***** GIVEN RECORDS *****

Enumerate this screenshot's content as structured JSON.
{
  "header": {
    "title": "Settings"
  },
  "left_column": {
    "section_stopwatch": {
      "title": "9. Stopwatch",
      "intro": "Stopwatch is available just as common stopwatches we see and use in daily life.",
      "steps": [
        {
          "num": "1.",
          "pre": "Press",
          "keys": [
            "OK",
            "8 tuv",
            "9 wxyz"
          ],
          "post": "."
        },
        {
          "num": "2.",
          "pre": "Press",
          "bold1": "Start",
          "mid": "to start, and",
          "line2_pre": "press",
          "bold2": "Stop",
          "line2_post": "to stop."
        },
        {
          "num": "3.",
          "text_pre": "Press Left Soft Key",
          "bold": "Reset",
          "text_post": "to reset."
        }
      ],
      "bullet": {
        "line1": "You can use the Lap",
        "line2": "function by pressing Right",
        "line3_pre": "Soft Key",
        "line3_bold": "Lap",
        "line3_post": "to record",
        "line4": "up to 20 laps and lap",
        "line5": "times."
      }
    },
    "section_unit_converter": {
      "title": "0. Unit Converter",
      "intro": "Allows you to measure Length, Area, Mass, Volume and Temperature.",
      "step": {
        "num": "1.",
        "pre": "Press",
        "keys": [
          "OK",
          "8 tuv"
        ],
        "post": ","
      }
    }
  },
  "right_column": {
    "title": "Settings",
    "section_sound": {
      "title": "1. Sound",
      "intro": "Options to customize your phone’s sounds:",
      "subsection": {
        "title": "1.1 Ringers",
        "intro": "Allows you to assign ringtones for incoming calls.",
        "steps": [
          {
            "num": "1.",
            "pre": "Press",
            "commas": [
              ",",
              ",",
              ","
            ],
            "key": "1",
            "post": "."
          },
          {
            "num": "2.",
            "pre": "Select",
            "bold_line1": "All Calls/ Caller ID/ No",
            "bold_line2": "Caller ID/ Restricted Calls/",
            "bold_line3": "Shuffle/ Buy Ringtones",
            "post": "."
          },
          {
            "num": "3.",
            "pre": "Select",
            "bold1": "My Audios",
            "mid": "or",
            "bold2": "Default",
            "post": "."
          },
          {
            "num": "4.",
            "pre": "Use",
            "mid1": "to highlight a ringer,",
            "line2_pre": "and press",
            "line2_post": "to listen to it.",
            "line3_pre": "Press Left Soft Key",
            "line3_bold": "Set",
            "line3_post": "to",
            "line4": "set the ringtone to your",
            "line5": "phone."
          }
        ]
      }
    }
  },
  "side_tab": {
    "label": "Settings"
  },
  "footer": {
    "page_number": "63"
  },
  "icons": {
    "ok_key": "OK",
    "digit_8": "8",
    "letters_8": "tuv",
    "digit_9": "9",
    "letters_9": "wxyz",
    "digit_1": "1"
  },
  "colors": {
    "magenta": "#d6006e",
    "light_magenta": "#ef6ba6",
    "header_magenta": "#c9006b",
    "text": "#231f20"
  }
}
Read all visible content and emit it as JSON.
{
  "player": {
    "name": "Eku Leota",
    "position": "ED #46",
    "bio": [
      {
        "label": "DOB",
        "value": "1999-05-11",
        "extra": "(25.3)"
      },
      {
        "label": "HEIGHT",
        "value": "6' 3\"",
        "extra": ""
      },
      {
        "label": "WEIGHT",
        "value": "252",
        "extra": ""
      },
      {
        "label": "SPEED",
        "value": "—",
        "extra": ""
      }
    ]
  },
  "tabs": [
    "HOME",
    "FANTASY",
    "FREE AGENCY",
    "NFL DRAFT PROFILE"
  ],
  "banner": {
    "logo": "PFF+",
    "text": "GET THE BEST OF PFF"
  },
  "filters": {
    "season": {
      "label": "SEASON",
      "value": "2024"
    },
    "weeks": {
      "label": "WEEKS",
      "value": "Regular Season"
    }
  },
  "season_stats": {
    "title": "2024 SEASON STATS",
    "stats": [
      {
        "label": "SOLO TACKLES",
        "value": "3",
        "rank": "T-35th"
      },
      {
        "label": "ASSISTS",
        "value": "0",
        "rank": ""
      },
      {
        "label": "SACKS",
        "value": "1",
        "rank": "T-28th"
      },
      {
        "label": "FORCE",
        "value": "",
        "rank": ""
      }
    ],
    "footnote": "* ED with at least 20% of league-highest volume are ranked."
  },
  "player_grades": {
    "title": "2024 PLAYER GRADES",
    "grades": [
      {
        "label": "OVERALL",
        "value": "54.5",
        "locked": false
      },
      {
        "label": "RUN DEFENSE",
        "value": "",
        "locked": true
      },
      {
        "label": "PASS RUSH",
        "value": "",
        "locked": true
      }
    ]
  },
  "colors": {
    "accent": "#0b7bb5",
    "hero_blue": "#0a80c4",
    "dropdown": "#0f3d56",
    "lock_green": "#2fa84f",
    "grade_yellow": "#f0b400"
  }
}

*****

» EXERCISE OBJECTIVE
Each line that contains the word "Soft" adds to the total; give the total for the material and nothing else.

» SOLUTION TO THIS PROBLEM
3